Of course, mystics do petition, but for mystic nearness to God. They pray for submission to his will: the medieval German mystic and Rosicrucian Jacob Boehme prays simply, “In Thee would we lose ourselves utterly; do in us what Thou wilt,” and Charles How, an American author, beseeches the Lord “to make the stream of my will perpetually to flow a cheerful and impetuous course, bearing down pleasure, interest, afflictions, death, and all other obstacles and impediments whatsoever before it, till it plunge itself joyfully into the unfathomable ocean of Thy Divine Will.” Mystics pray that they might please God: in the words of Psalm 19: “Let the words of my mouth and the meditations of my heart be acceptable in Thy sight, O Lord, my strength and my redeemer.” Or they beg for guidance, as when the Emperor Julian prayed, “Point me in the way that leadeth upward to Thee,” and Zoroaster prays to the “Invisible, Benevolent Spirit” that he might act with righteousness and wisdom, “that I may thereby bring joy to the Soul of Creation.”
But above all, for mystics prayer is an opportunity to draw close to the Lord in communion. John Scotus Erigena, the 9th-century Scottish philosopher, termed this seeking “feeling after Thee”:
O Thou who art the everlasting essence of things beyond space and time and yet within them; Thou who transcendest yet pervadest all things; manifest Thyself to us, feeling after Thee, seeking Thee in the shades of ignorance, yet seeking nothing but Thee.

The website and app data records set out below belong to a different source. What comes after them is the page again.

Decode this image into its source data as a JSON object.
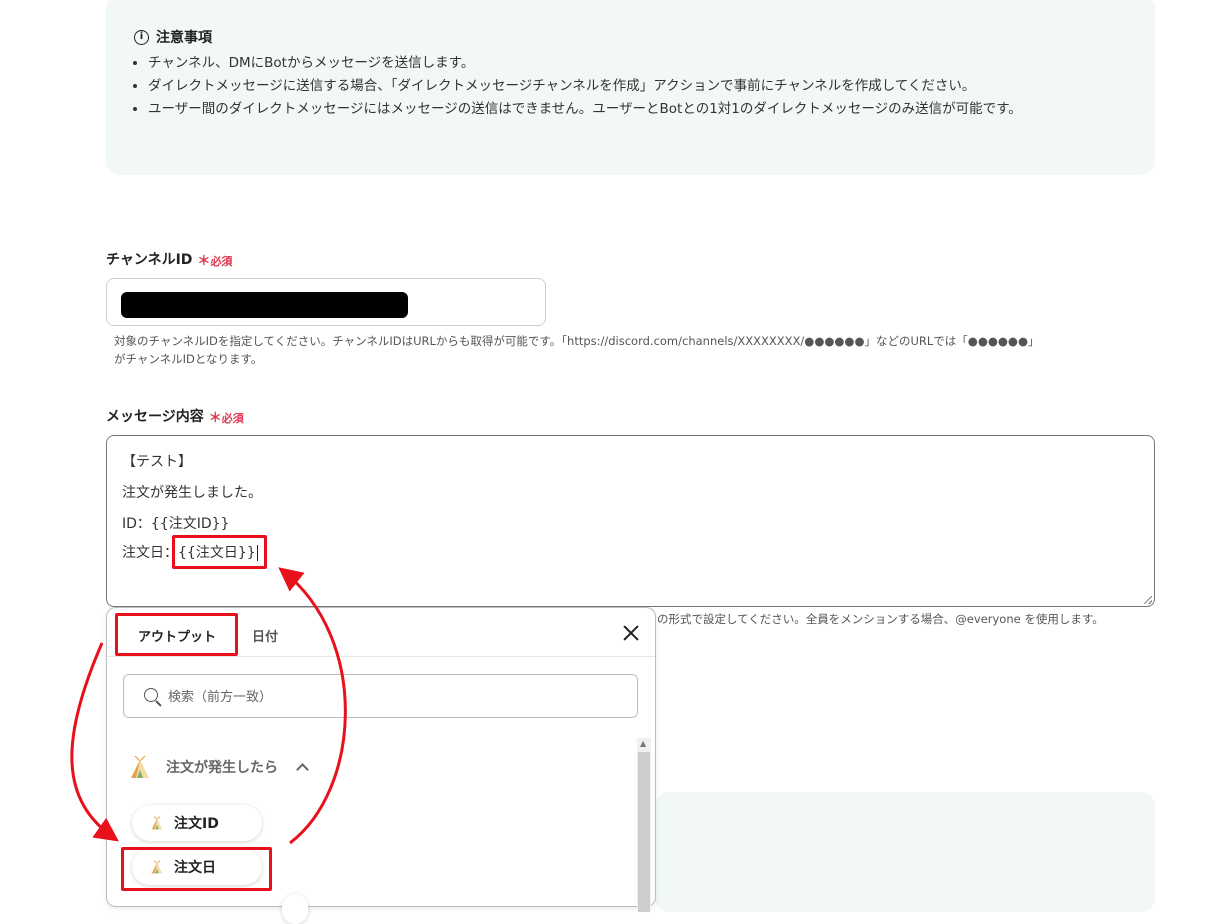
{
  "notice": {
    "title": "注意事項",
    "icon": "info-icon",
    "items": [
      "チャンネル、DMにBotからメッセージを送信します。",
      "ダイレクトメッセージに送信する場合、「ダイレクトメッセージチャンネルを作成」アクションで事前にチャンネルを作成してください。",
      "ユーザー間のダイレクトメッセージにはメッセージの送信はできません。ユーザーとBotとの1対1のダイレクトメッセージのみ送信が可能です。"
    ]
  },
  "channel_field": {
    "label": "チャンネルID",
    "required_mark": "＊",
    "required_text": "必須",
    "help_line1": "対象のチャンネルIDを指定してください。チャンネルIDはURLからも取得が可能です。「https://discord.com/channels/XXXXXXXX/●●●●●●」などのURLでは「●●●●●●」",
    "help_line2": "がチャンネルIDとなります。"
  },
  "message_field": {
    "label": "メッセージ内容",
    "required_mark": "＊",
    "required_text": "必須",
    "lines": [
      "【テスト】",
      "注文が発生しました。",
      "ID：{{注文ID}}",
      "注文日："
    ],
    "inserted_token": "{{注文日}}",
    "help_partial": "の形式で設定してください。全員をメンションする場合、@everyone を使用します。"
  },
  "popup": {
    "tabs": [
      "アウトプット",
      "日付"
    ],
    "active_tab": "アウトプット",
    "search_placeholder": "検索（前方一致）",
    "group": {
      "label": "注文が発生したら",
      "icon": "tent-icon",
      "expanded": true
    },
    "items": [
      "注文ID",
      "注文日"
    ]
  },
  "colors": {
    "highlight": "#e8101a",
    "required": "#e0364f",
    "notice_bg": "#f1f8f7"
  }
}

Lewis writes in the introduction that the mystic approaches prayer humbly and not with any sense of having the right to demand anything. Mystical prayer is “approached with thankfulness in every sense.” The mystic often recognizes that he is the recipient of divine love far beyond his deserving, or even his capacity to appreciate. Oliver Wendell Holmes, a 19th-century American physician and poet, prayed, “Lord, what am I, that with unceasing care Thou didst seek after me?” It was with this same sense of overwhelming gratitude that the 11th-century philosopher Solomon ibn Gabirol prayed:
In the flood of Thy love I have rapture eternal
And prayer is but an occasion for praise.
Book reviews express the opinions of the reviewers and not of the publisher.